As you can see from prior blog posts, there are basic strategies to pursue when it comes to insurance but really you only have a few options:
Long-term care insurance
Obviously, the dream is to self-fund. But this is pretty much impossible when you're FIRE'ing off of the $40k annual income amount from your savings.
Luckily by 62 you will start to receive social security checks and you can tap into your retirement accounts (401k, IRA, etc) at 59.5.
This assumes you followed FIRE 101 and contributed to your 401k to maximize employer matching & that social security isn't bankrupt by the time you get there.
So let's be conservative and say that adds an extra $2,500 a month ($30,000/year) to your income, bringing it to $70,000.
Great, but you are going to give that all to these medical options.
If you've achieved this $70,000, you can say goodbye to the Medicaid option (requires you to earn less than approximately $1,000/month).

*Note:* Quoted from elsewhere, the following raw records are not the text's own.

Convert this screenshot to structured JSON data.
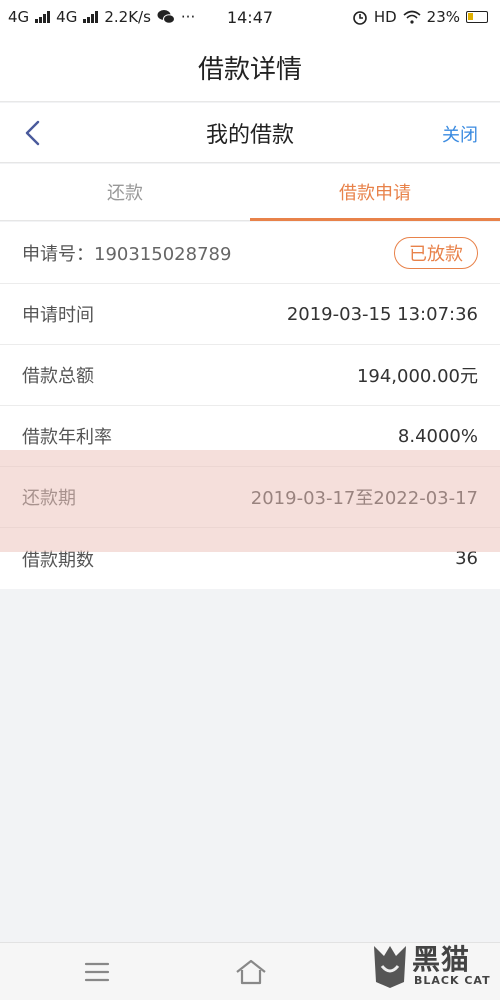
{
  "status_bar": {
    "net1": "4G",
    "net2": "4G",
    "speed": "2.2K/s",
    "more": "···",
    "time": "14:47",
    "hd": "HD",
    "battery": "23%"
  },
  "page": {
    "title": "借款详情"
  },
  "nav": {
    "title": "我的借款",
    "close": "关闭"
  },
  "tabs": [
    {
      "label": "还款",
      "active": false
    },
    {
      "label": "借款申请",
      "active": true
    }
  ],
  "detail": {
    "app_no_label": "申请号：",
    "app_no": "190315028789",
    "status_badge": "已放款",
    "rows": [
      {
        "label": "申请时间",
        "value": "2019-03-15 13:07:36"
      },
      {
        "label": "借款总额",
        "value": "194,000.00元"
      },
      {
        "label": "借款年利率",
        "value": "8.4000%"
      },
      {
        "label": "还款期",
        "value": "2019-03-17至2022-03-17"
      },
      {
        "label": "借款期数",
        "value": "36"
      }
    ]
  },
  "watermark": {
    "cn": "黑猫",
    "en": "BLACK CAT"
  },
  "colors": {
    "accent": "#e8824a",
    "link": "#3b8be0",
    "overlay": "#ecc4be"
  }
}
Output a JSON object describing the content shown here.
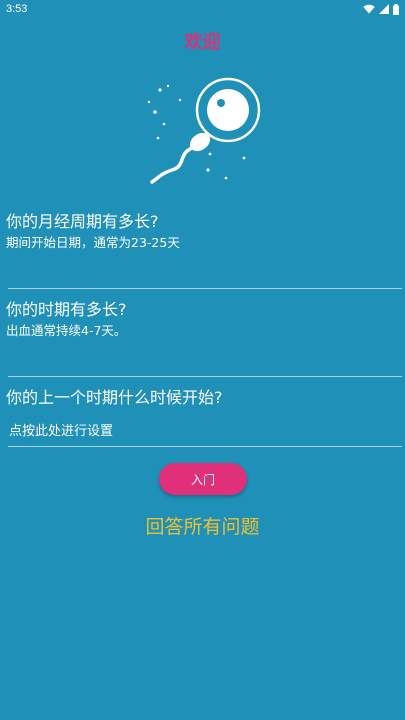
{
  "status_bar": {
    "time": "3:53",
    "icons": [
      "wifi-icon",
      "signal-icon",
      "battery-icon"
    ]
  },
  "welcome": {
    "title": "欢迎"
  },
  "logo": {
    "icon": "sperm-egg-icon"
  },
  "questions": [
    {
      "title": "你的月经周期有多长?",
      "subtitle": "期间开始日期，通常为23-25天",
      "value": ""
    },
    {
      "title": "你的时期有多长?",
      "subtitle": "出血通常持续4-7天。",
      "value": ""
    },
    {
      "title": "你的上一个时期什么时候开始?",
      "value": "点按此处进行设置"
    }
  ],
  "start_button": {
    "label": "入门"
  },
  "answer_hint": "回答所有问题",
  "colors": {
    "background": "#1f90b8",
    "accent": "#e0307a",
    "hint": "#f0c030"
  }
}
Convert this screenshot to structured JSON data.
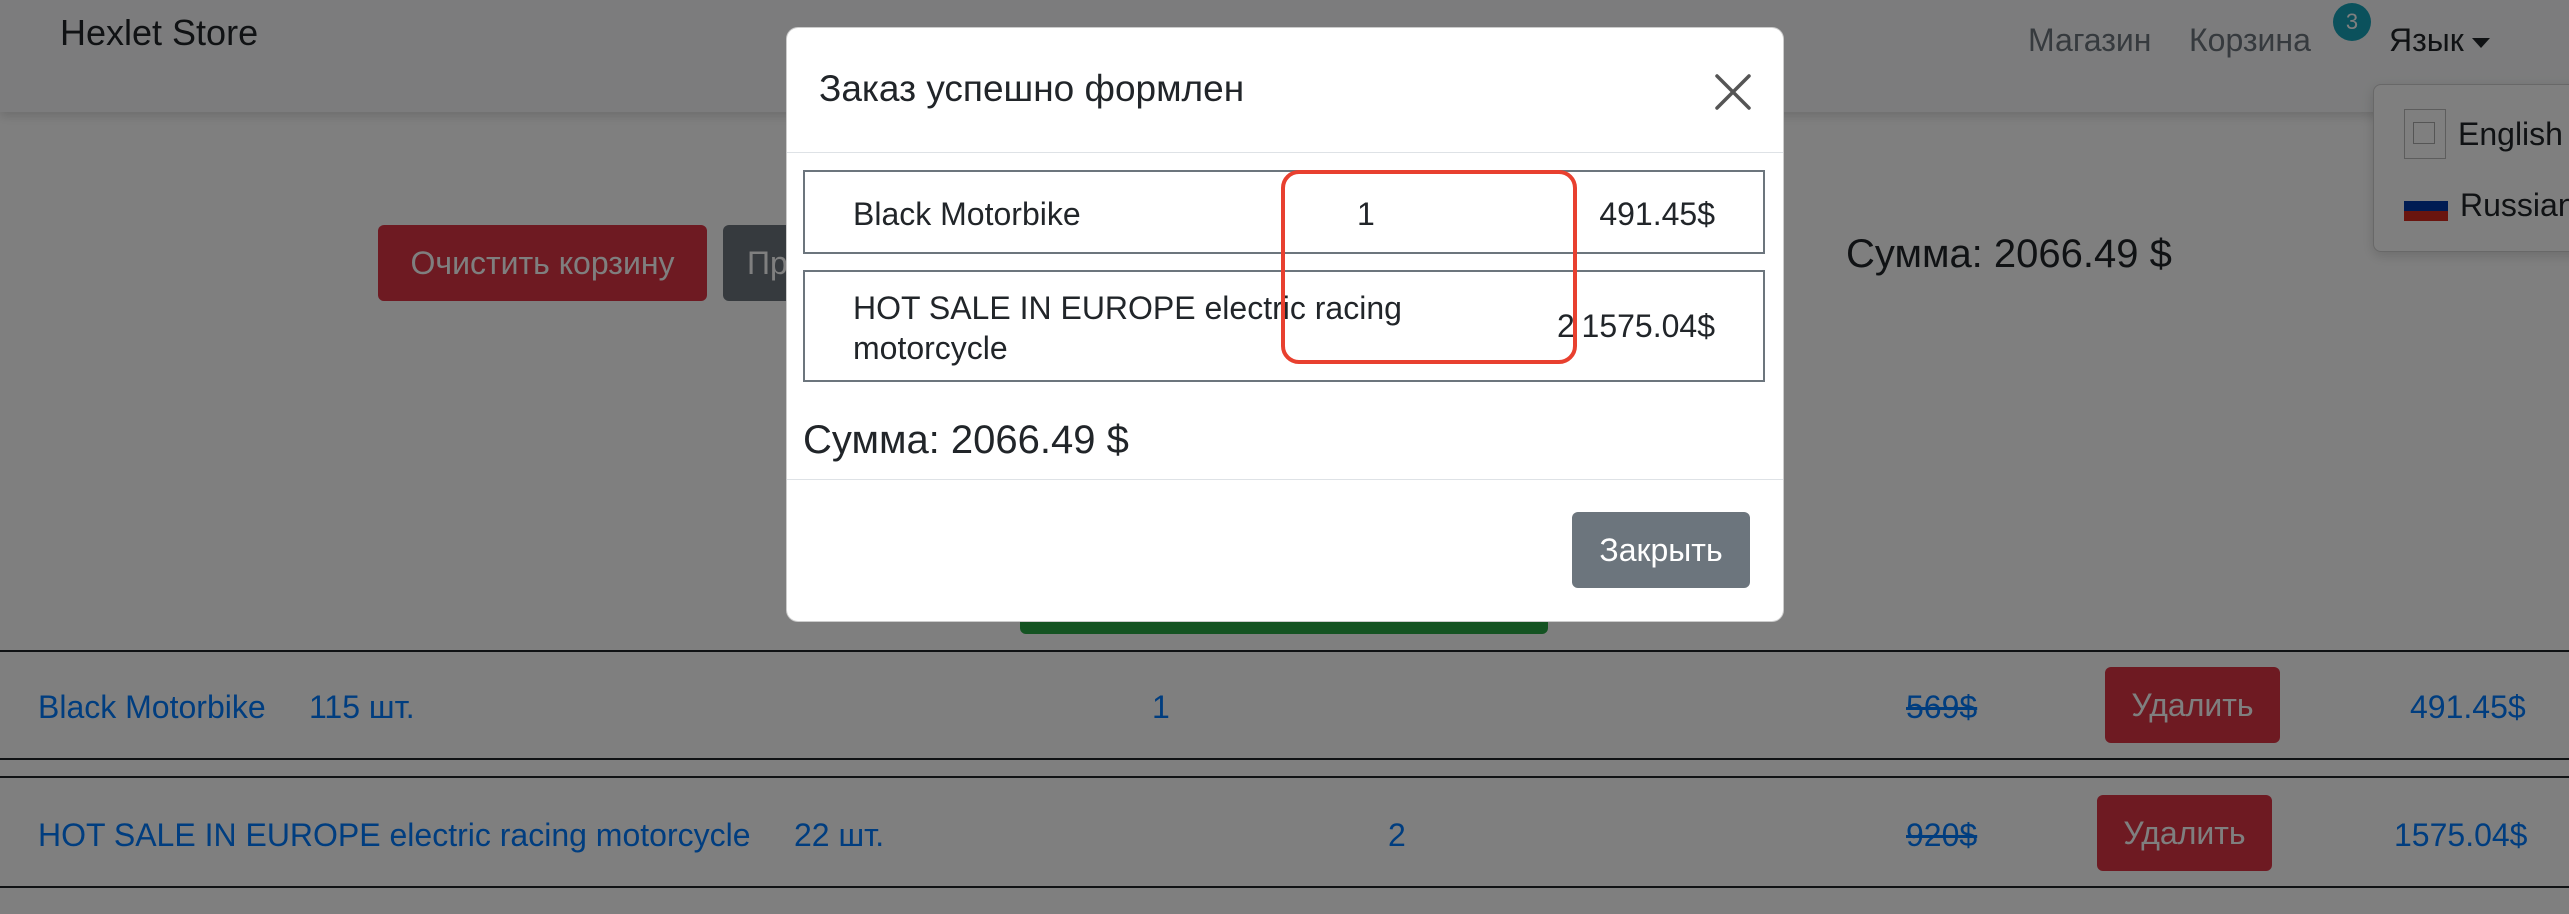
{
  "navbar": {
    "brand": "Hexlet Store",
    "links": {
      "shop": "Магазин",
      "cart": "Корзина",
      "language": "Язык"
    },
    "cart_badge": "3"
  },
  "language_menu": {
    "items": [
      {
        "label": "English",
        "icon": "broken-image-icon"
      },
      {
        "label": "Russian",
        "icon": "russia-flag-icon"
      }
    ]
  },
  "cart": {
    "clear_button": "Очистить корзину",
    "second_button_partial": "Пр",
    "sum_text": "Сумма: 2066.49 $",
    "rows": [
      {
        "name": "Black Motorbike",
        "stock": "115 шт.",
        "qty": "1",
        "old_price": "569$",
        "delete_label": "Удалить",
        "price": "491.45$"
      },
      {
        "name": "HOT SALE IN EUROPE electric racing motorcycle",
        "stock": "22 шт.",
        "qty": "2",
        "old_price": "920$",
        "delete_label": "Удалить",
        "price": "1575.04$"
      }
    ]
  },
  "modal": {
    "title": "Заказ успешно формлен",
    "items": [
      {
        "name": "Black Motorbike",
        "qty": "1",
        "price": "491.45$"
      },
      {
        "name_line1": "HOT SALE IN EUROPE electric racing",
        "name_line2": "motorcycle",
        "qty": "2",
        "price": "1575.04$"
      }
    ],
    "sum_text": "Сумма: 2066.49 $",
    "close_label": "Закрыть"
  },
  "colors": {
    "danger": "#dc3545",
    "secondary": "#6c757d",
    "success": "#28a745",
    "link": "#007bff",
    "badge": "#17a2b8",
    "annotation": "#e8402f"
  }
}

So that leaves us with self-fund vs long-term care insurance.
Per the man/the myth/the legend Dave Ramsey's own calculations:
The median cost of a semi-private nursing home room in the US is $85,000/year.

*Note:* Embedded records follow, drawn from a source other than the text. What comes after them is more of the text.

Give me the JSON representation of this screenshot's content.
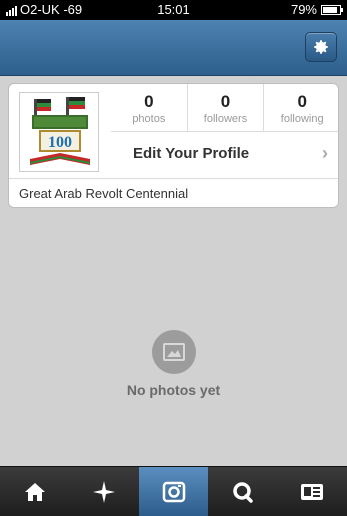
{
  "status_bar": {
    "carrier": "O2-UK -69",
    "time": "15:01",
    "battery": "79%"
  },
  "nav_bar": {
    "settings_icon": "gear-icon"
  },
  "profile": {
    "stats": [
      {
        "count": "0",
        "label": "photos"
      },
      {
        "count": "0",
        "label": "followers"
      },
      {
        "count": "0",
        "label": "following"
      }
    ],
    "edit_label": "Edit Your Profile",
    "bio": "Great Arab Revolt Centennial",
    "avatar_text": "100"
  },
  "empty_state": {
    "text": "No photos yet",
    "icon": "image-icon"
  },
  "tab_bar": {
    "tabs": [
      {
        "icon": "home-icon",
        "active": false
      },
      {
        "icon": "explore-icon",
        "active": false
      },
      {
        "icon": "camera-icon",
        "active": true
      },
      {
        "icon": "news-icon",
        "active": false
      },
      {
        "icon": "profile-icon",
        "active": false
      }
    ]
  },
  "colors": {
    "nav_blue": "#3d6f9e",
    "background": "#d1d1d1",
    "tab_dark": "#2a2a2a"
  }
}
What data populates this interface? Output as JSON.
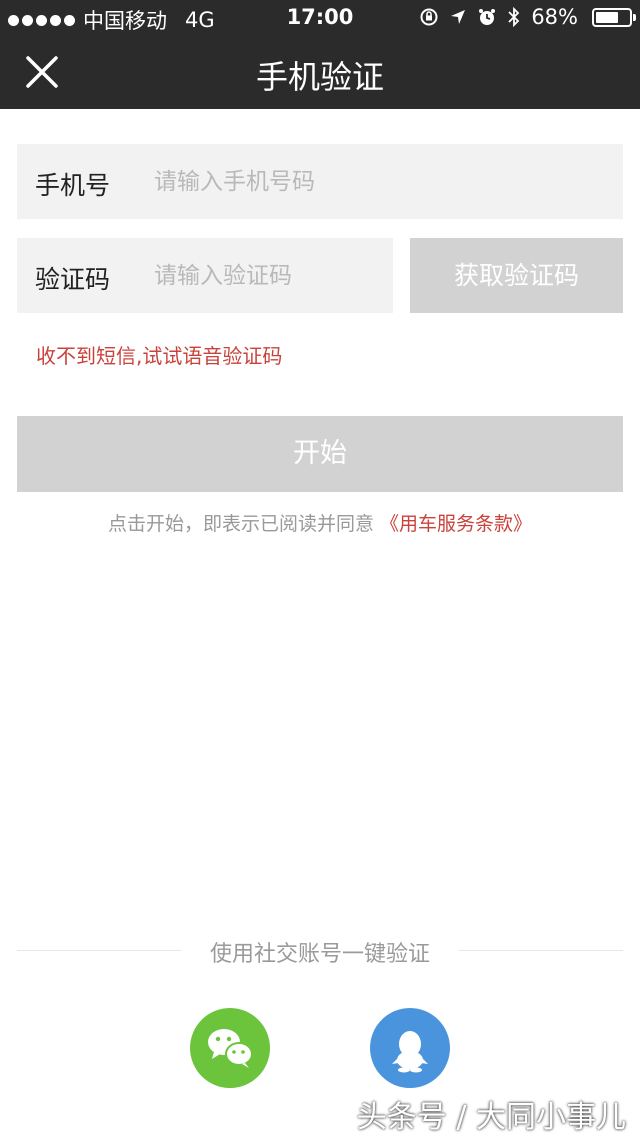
{
  "status_bar": {
    "carrier": "中国移动",
    "network": "4G",
    "time": "17:00",
    "battery": "68%",
    "battery_level": 0.68
  },
  "header": {
    "title": "手机验证",
    "close_icon": "close-icon"
  },
  "form": {
    "phone": {
      "label": "手机号",
      "placeholder": "请输入手机号码"
    },
    "code": {
      "label": "验证码",
      "placeholder": "请输入验证码"
    },
    "get_code_label": "获取验证码",
    "voice_link": "收不到短信,试试语音验证码",
    "start_label": "开始",
    "agree_text": "点击开始，即表示已阅读并同意",
    "terms_link": "《用车服务条款》"
  },
  "social": {
    "label": "使用社交账号一键验证",
    "buttons": [
      {
        "icon": "wechat-icon",
        "color": "#6cc43c"
      },
      {
        "icon": "qq-icon",
        "color": "#4a94dd"
      }
    ]
  },
  "watermark": "头条号 / 大同小事儿",
  "colors": {
    "header_bg": "#2b2b2b",
    "accent_red": "#c9433c",
    "disabled_button": "#d2d2d2",
    "field_bg": "#f2f2f2"
  }
}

So we're a little short with our $70,000 income.
That being said, assisted living comes out to only about $45,000 so its' doable for a bit.
The average cost of long-term care insurance is a $2,700/year premium.
You would start paying this when you are 60 and it typically covers up to 6 years of long-term care. (Men typically need it for 1.5 years and women typically need it for 2.5 years according to this article).
As a quick side note, I have to assume that by implying the only "need" it for that many years is the equivalent of saying most of these people die after 1 or 2 years after being put into a home. Morbid, but no other articles address this directly.
So the point being- with our $70,000 salary, we can afford to pay for assisted living as we get older & pay the premiums for long-term care insurance to cover our final days at the home.
If we went the self-funded route, no insurance, we could actually afford to cover the extra $20,000 we'd need for the semi-private room under both the 30 year and the 40-year plan (barely, but we could). This is calculated by simply taking our $70k/year income and dividing the $90,000 we had left under the 40-year plan into 2 (for the 2 years of full-time care we need before we kick the bucket).
It's a narrow margin, but the basic math works.
So in summation:
A nest egg of approximately $700,000 will do the trick if you can live off of $40,000/year (adjusted for inflation since your all in on stocks) and have $2,500 in social security/401k (retirement account) income/drawdown capacity if you are attempting to retire by 40.
I would personally recommend adding in a 20% buffer layer (extra $140,000) but it is entirely dependent on your personal risk tolerance.